→ **The problem**:
Tally the lines below that hold the string "title", and give only the tally.

Page and application data records
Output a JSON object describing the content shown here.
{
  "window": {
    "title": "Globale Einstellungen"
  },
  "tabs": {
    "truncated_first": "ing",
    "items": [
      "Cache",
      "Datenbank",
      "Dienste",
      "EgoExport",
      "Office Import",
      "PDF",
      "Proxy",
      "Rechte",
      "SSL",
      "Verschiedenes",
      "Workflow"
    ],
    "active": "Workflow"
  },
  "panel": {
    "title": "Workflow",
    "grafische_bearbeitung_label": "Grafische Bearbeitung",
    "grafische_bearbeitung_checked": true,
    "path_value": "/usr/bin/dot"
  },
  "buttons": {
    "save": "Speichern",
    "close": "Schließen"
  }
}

→ **Your solution**:
2